-- Opening Marker --

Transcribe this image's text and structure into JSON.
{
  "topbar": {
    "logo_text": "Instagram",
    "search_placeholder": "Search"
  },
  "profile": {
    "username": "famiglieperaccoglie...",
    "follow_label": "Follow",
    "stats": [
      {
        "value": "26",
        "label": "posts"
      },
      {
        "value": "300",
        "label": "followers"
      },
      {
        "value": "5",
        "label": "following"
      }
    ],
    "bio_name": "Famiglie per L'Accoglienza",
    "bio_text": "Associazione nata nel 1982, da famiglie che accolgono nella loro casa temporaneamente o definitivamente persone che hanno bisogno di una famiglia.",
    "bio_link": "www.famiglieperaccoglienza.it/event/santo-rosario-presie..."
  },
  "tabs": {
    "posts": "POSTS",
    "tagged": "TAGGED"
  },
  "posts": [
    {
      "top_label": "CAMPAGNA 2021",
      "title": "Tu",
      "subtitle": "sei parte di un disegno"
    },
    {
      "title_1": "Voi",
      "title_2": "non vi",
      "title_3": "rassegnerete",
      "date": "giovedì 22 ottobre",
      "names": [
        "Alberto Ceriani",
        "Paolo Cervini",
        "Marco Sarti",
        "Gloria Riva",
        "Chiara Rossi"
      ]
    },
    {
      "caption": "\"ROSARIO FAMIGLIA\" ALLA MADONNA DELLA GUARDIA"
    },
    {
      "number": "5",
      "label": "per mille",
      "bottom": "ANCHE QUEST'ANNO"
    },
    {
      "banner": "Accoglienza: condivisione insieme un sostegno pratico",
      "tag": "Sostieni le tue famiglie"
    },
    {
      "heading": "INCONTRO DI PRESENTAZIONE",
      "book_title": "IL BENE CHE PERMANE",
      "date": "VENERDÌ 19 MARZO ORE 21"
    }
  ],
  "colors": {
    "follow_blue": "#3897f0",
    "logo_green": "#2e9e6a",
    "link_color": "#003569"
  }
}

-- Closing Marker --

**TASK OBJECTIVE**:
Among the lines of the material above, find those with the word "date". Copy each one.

**EXERCISE SOLUTION**:
      "date": "giovedì 22 ottobre",
      "date": "VENERDÌ 19 MARZO ORE 21"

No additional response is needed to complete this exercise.